» PROBLEM REQUIREMENTS
What you output must match the entries exactly, apart from the pictures, which are left out.

Saved data entries
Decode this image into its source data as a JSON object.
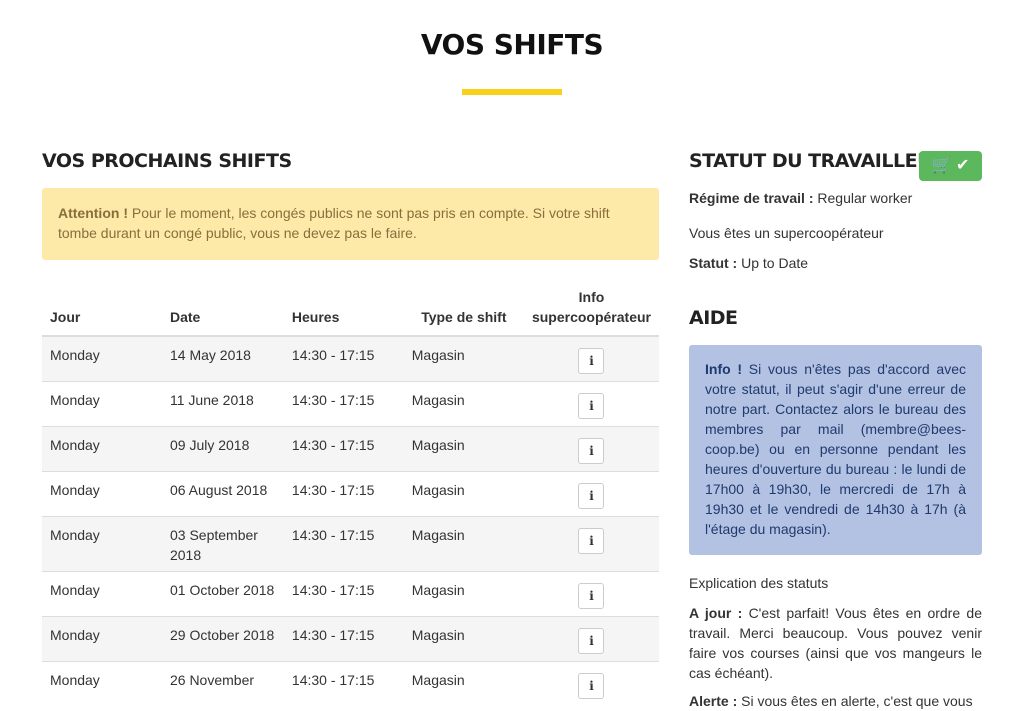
{
  "page": {
    "title": "VOS SHIFTS",
    "accent_color": "#f8d11c"
  },
  "left": {
    "heading": "VOS PROCHAINS SHIFTS",
    "alert": {
      "bold": "Attention !",
      "text": " Pour le moment, les congés publics ne sont pas pris en compte. Si votre shift tombe durant un congé public, vous ne devez pas le faire.",
      "bg": "#fdeaa8",
      "color": "#8a6d3b"
    },
    "table": {
      "headers": [
        "Jour",
        "Date",
        "Heures",
        "Type de shift",
        "Info supercoopérateur"
      ],
      "rows": [
        [
          "Monday",
          "14 May 2018",
          "14:30 - 17:15",
          "Magasin"
        ],
        [
          "Monday",
          "11 June 2018",
          "14:30 - 17:15",
          "Magasin"
        ],
        [
          "Monday",
          "09 July 2018",
          "14:30 - 17:15",
          "Magasin"
        ],
        [
          "Monday",
          "06 August 2018",
          "14:30 - 17:15",
          "Magasin"
        ],
        [
          "Monday",
          "03 September 2018",
          "14:30 - 17:15",
          "Magasin"
        ],
        [
          "Monday",
          "01 October 2018",
          "14:30 - 17:15",
          "Magasin"
        ],
        [
          "Monday",
          "29 October 2018",
          "14:30 - 17:15",
          "Magasin"
        ],
        [
          "Monday",
          "26 November",
          "14:30 - 17:15",
          "Magasin"
        ]
      ],
      "info_icon": "i"
    }
  },
  "right": {
    "heading": "STATUT DU TRAVAILLEUR",
    "badge": {
      "icons": "cart-icon check-icon",
      "cart": "🛒",
      "check": "✔",
      "bg": "#5cb85c"
    },
    "regime_label": "Régime de travail :",
    "regime_value": " Regular worker",
    "super_text": "Vous êtes un supercoopérateur",
    "statut_label": "Statut :",
    "statut_value": " Up to Date",
    "aide_heading": "AIDE",
    "info_alert": {
      "bold": "Info !",
      "text": " Si vous n'êtes pas d'accord avec votre statut, il peut s'agir d'une erreur de notre part. Contactez alors le bureau des membres par mail (membre@bees-coop.be) ou en personne pendant les heures d'ouverture du bureau : le lundi de 17h00 à 19h30, le mercredi de 17h à 19h30 et le vendredi de 14h30 à 17h (à l'étage du magasin).",
      "bg": "#b3c2e3",
      "color": "#1f3a6e"
    },
    "explication": "Explication des statuts",
    "ajour_label": "A jour :",
    "ajour_text": " C'est parfait! Vous êtes en ordre de travail. Merci beaucoup. Vous pouvez venir faire vos courses (ainsi que vos mangeurs le cas échéant).",
    "alerte_label": "Alerte :",
    "alerte_text": " Si vous êtes en alerte, c'est que vous"
  }
}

» RESPONSE
Decode this image into its source data as a JSON object.
{
  "page": {
    "title": "VOS SHIFTS",
    "accent_color": "#f8d11c"
  },
  "left": {
    "heading": "VOS PROCHAINS SHIFTS",
    "alert": {
      "bold": "Attention !",
      "text": " Pour le moment, les congés publics ne sont pas pris en compte. Si votre shift tombe durant un congé public, vous ne devez pas le faire.",
      "bg": "#fdeaa8",
      "color": "#8a6d3b"
    },
    "table": {
      "headers": [
        "Jour",
        "Date",
        "Heures",
        "Type de shift",
        "Info supercoopérateur"
      ],
      "rows": [
        [
          "Monday",
          "14 May 2018",
          "14:30 - 17:15",
          "Magasin"
        ],
        [
          "Monday",
          "11 June 2018",
          "14:30 - 17:15",
          "Magasin"
        ],
        [
          "Monday",
          "09 July 2018",
          "14:30 - 17:15",
          "Magasin"
        ],
        [
          "Monday",
          "06 August 2018",
          "14:30 - 17:15",
          "Magasin"
        ],
        [
          "Monday",
          "03 September 2018",
          "14:30 - 17:15",
          "Magasin"
        ],
        [
          "Monday",
          "01 October 2018",
          "14:30 - 17:15",
          "Magasin"
        ],
        [
          "Monday",
          "29 October 2018",
          "14:30 - 17:15",
          "Magasin"
        ],
        [
          "Monday",
          "26 November",
          "14:30 - 17:15",
          "Magasin"
        ]
      ],
      "info_icon": "i"
    }
  },
  "right": {
    "heading": "STATUT DU TRAVAILLEUR",
    "badge": {
      "icons": "cart-icon check-icon",
      "cart": "🛒",
      "check": "✔",
      "bg": "#5cb85c"
    },
    "regime_label": "Régime de travail :",
    "regime_value": " Regular worker",
    "super_text": "Vous êtes un supercoopérateur",
    "statut_label": "Statut :",
    "statut_value": " Up to Date",
    "aide_heading": "AIDE",
    "info_alert": {
      "bold": "Info !",
      "text": " Si vous n'êtes pas d'accord avec votre statut, il peut s'agir d'une erreur de notre part. Contactez alors le bureau des membres par mail (membre@bees-coop.be) ou en personne pendant les heures d'ouverture du bureau : le lundi de 17h00 à 19h30, le mercredi de 17h à 19h30 et le vendredi de 14h30 à 17h (à l'étage du magasin).",
      "bg": "#b3c2e3",
      "color": "#1f3a6e"
    },
    "explication": "Explication des statuts",
    "ajour_label": "A jour :",
    "ajour_text": " C'est parfait! Vous êtes en ordre de travail. Merci beaucoup. Vous pouvez venir faire vos courses (ainsi que vos mangeurs le cas échéant).",
    "alerte_label": "Alerte :",
    "alerte_text": " Si vous êtes en alerte, c'est que vous"
  }
}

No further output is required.